ADHD 'affects as many over-60s as children' as youngsters 'may not grow out of condition'
00:14 GMT, 9 August 2012
It's a condition we usually associate with the young.
But the elderly suffer from ADHD too – it’s not just children, experts claim.
They have discovered that the hyperactivity disorder is almost as common amongst the over-60s as in the young.
The findings by Dutch researchers seem to cast doubt on the popular belief that many children grow out of the condition.
Restless: Children with the condition grow fidgety and restless easily, but are thought to grow out of it (picture posed by model)
Between 2 and 5 per cent of school pupils are thought to suffer from ADHD, which causes a short attention span, restlessness and fidgeting.
And it is thought that about a third will grow-out if it before they are teenagers.
Many of the remainder will see their symptoms improve gradually with age even if they are not completely cured.
But it is not known exactly how widespread the ADHD, or Attention Deficit Hyperactivity Disorder, is amongst adults – particularly the elderly.
Now researchers from the University Medical Centre in Amsterdam have found that 3 per cent of the over 60s suffer from ADHD – a similar proportion as children.
Their study -published in the British Journal of Psychiatry – looked at 231 Dutch adults aged 60 to 94.
Growing pains: Many people's symptoms fade after adolescence (picture posed by model)
All had been asked to complete surveys which attempted to diagnose the condition.
Questions included whether they found it difficult to watch a film to the end or if they were easily distracted by their own thoughts.
They found that 2.8 per cent had the condition, and its prevalence seemed to diminished with age.
Some 4 per cent of adults aged 60 to 70 were found to have ADHD compared to just 2.1 per cent of those aged 70 to 94.
This may be because symptoms improve with age, or it could be because their test is less able to pick it up in older adults, the experts believe.
Lead researcher Marieke Michielsen said: ‘Little is known about ADHD in old age and this is the first epidemiological study on ADHD in older people.

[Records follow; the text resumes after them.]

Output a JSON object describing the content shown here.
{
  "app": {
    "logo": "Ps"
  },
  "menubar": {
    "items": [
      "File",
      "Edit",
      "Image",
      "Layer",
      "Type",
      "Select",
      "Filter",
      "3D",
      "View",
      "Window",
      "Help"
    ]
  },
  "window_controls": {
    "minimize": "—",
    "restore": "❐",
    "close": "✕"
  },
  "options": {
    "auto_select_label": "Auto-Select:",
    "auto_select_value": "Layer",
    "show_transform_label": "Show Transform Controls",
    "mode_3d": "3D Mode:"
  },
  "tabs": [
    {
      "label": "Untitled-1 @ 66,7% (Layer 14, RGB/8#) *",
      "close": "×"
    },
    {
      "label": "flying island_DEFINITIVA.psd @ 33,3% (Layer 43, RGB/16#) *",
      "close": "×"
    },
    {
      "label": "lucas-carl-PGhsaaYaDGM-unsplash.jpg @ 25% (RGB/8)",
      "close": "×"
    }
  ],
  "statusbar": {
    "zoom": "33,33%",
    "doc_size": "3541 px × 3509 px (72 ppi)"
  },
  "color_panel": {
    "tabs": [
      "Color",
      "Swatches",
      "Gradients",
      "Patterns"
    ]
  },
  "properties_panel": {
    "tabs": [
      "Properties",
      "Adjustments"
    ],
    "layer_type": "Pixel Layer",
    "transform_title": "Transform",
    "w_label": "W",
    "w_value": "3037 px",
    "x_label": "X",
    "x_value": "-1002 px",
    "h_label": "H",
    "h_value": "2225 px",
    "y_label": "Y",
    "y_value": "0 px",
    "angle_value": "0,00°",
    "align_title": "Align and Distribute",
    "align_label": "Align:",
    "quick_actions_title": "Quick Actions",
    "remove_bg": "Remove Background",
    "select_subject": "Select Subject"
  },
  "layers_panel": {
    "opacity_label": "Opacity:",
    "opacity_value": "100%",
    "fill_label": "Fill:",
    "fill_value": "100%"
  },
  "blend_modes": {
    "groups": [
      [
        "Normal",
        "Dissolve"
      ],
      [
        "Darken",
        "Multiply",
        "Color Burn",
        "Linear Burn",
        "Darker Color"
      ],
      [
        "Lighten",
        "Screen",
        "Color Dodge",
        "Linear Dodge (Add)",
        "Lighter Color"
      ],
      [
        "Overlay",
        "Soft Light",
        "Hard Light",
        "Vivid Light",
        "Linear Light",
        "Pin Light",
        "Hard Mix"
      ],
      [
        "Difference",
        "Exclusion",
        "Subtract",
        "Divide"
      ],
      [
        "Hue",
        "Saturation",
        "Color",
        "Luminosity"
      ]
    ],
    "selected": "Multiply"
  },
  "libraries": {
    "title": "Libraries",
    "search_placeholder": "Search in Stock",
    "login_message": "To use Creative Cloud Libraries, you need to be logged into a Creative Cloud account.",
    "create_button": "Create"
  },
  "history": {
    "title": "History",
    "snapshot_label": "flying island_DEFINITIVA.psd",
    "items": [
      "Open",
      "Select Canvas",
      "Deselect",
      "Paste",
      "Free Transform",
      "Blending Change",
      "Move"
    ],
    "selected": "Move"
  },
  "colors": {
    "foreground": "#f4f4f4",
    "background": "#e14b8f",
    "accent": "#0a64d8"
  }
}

'With a prevalence of 2.8 per cent, our study demonstrates that ADHD does not face or disappear with age, and that it is a topic very much worthy of further study.'
ADHD was not properly recognised as a medical condition until the 1980s.
So it is probable that many adults who were at school in the proceeding decades have the disorder but have never been properly diagnosed.